|What is the meaning?|
The role of great literature in your life is vast. The trouble is that we tend to forget that part.
I’ll start off big.
Tacitus and Ammianus Marcellinus are considered among the primary sources for the historicity of Jesus Christ. They mentioned the name in nearly-contemporary works.
How does an atheist interpret the historicity of Christ? First of all, he laughs at The Buck-Naked Archaeologist, when he’s on TV and jumping all over Jerusalem, asking in that classic cable-television trope, “Is this the hole Jesus Christ was buried in? Or is it just another freakin’ wannabe archaeologist asking dumb questions like von Daniken, and not incidentally, making a pretty good living compared to making candles?”
Why, we interpret it as evidence tending to confirm or deny the historicity of Christ.
Maybe he was a real guy.
Maybe he walked around the countryside telling stories, stories with a moral hook, the sort of shit that gets in you like an intestinal parasite and never leaves, because it’s well, good. The guy was good, I’ll grant you that.
But then I never forget a good story, do I?
Maybe that really happened, in fact that’s one of my own core beliefs—Jesus was a real guy.
I happily concede the point. He probably existed.
Other than that, we as atheists invest these historical writers, way back in history, with no mystical or supernatural embellishments. We do not claim Ammianus was inspired by the Holy Spirit to write his history of the Caesars or whatever, in which Jesus and Christianity was briefly mentioned.
We do not claim that evidence for this Jesus Christ guy somehow proves the validity of his claims of supernatural authority
He was just some guy walking around telling stories with a moral point at their base, root and nerve.
Some people say we have a soul and most of us would agree we have an inner voice, which some label the conscience.
Are we just thinking to hear ourselves talk?
But isn’t that good?
And we do not invest those stories with a Heavenly, supernatural, or all-omnipotent, all-seeing entity as their cause. Some people do, and some people would—an important distinction. Because it is their natural propensity to do so.

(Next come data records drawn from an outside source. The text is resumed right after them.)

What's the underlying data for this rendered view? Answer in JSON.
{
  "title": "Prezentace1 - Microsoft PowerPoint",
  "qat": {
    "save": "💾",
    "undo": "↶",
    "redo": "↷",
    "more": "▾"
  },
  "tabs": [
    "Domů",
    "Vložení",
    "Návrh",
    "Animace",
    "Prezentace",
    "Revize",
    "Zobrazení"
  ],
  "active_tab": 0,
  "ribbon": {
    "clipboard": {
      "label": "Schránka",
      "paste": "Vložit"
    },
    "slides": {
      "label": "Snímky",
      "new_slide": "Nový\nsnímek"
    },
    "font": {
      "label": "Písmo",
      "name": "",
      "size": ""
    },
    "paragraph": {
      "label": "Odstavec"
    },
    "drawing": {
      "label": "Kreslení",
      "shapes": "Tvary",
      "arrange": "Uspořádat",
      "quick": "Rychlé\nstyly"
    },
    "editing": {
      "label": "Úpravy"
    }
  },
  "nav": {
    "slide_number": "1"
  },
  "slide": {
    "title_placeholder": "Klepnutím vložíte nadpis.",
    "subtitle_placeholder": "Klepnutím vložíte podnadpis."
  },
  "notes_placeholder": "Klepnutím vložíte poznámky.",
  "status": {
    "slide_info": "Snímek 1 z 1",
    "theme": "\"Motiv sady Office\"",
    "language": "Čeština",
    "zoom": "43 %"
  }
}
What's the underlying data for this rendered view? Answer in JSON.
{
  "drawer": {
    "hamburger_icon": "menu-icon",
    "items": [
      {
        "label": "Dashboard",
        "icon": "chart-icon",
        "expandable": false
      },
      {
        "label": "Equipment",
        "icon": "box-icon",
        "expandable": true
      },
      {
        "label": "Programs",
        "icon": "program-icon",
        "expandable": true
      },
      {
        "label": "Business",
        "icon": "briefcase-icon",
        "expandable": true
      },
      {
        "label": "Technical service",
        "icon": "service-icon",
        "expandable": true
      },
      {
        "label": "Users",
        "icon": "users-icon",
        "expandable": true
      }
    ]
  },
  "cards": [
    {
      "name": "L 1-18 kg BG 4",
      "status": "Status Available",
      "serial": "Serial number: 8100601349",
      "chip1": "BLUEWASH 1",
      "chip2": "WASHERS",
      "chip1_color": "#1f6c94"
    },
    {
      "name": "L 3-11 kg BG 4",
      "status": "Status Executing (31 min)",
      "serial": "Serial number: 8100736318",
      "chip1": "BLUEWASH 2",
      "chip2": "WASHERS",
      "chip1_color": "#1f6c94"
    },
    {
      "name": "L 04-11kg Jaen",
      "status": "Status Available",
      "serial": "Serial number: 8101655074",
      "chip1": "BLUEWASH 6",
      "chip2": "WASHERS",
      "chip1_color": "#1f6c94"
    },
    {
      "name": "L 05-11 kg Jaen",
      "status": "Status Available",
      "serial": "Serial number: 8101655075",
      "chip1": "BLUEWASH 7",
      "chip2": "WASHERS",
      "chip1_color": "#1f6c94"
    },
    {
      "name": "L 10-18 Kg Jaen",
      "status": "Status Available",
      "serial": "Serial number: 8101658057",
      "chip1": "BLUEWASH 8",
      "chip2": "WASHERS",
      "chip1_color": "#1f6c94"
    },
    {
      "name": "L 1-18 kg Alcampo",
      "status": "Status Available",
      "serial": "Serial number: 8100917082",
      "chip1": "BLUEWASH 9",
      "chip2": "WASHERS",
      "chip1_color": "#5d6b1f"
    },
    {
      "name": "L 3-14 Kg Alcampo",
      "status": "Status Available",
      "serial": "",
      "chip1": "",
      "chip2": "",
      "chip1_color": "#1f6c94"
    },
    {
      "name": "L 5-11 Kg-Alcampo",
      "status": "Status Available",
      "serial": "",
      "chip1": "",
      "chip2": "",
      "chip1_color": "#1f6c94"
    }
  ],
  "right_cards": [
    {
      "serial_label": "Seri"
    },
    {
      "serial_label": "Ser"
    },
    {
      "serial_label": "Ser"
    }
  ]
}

We, as atheists, might very well simply accept the fact that Jesus may have lived and said certain things. On that level, we may believe in the authenticity of certain statements made by aforesaid Fellow.
They could be direct quotes, for all we know, even though the evidence is that it was all compiled later, that would be considered objective evidence, that I am referring to.
We believe certain fundamental moral precepts to be true in all cases, and at all times.
We call that truth—oh, you know, stuff about loving your neighbour and your enemy and all of that sort of thing. I think without such philosophical notions, the world might tend to be a much darker place.
In that sense, morality is useful. It supplements and guides our natural human feelings.
It serves a purpose, and perhaps even a higher one than individual self-aggrandizement. Even I, am willing to go that far.
In that sense, Jesus, and guys like him, Mahomet, Buddha, whomsoever, may be said to have done their jobs.
Some of them guys did a real good job.
Some of that might be backed up by our own personal observation, our own experiences, or even just education. It might just be habit or prejudicial thinking.
But what’s important is that we are thinking.
And we are thinking in moral terms.
I can’t stress that enough, ladies and gentlemen.
I was just thinking about all the great books I had read in my life. That set me to thinking about all of the stuff in them.
Some would call this the ‘Infinite Intelligence.’ (Lawrence Block on Facebook for example. I just love that guy. I’m not even really sure why. Maybe Darwin can explain it.)*
All of that stuff, everything we ever read, is still inside of us, every minute of every day. As you get older it tends to accumulate.
Don’t throw it out. It might come in useful someday, if only just save a buck!
Now that’s wisdom. (Wisdom, one of the four cardinal virtues. The four Pabst Blue Ribbon beers consumed in the writing of this whatever the hell it is didn’t exactly hurt either. – ed.)
Wisdom is better than pure rhetoric, I’m not sure why.
Ask somebody else.
Anyhow, I don’t care if you use it or abuse it.
For surely it is ours to do with what we will.
As for dreams, and visions, and miracles and walking on water and all that stuff, it was allegory, it was a necessary fiction.
It was an ignorant age.
*(Oh, God, Harold. You’re in deep trouble now. – ed.)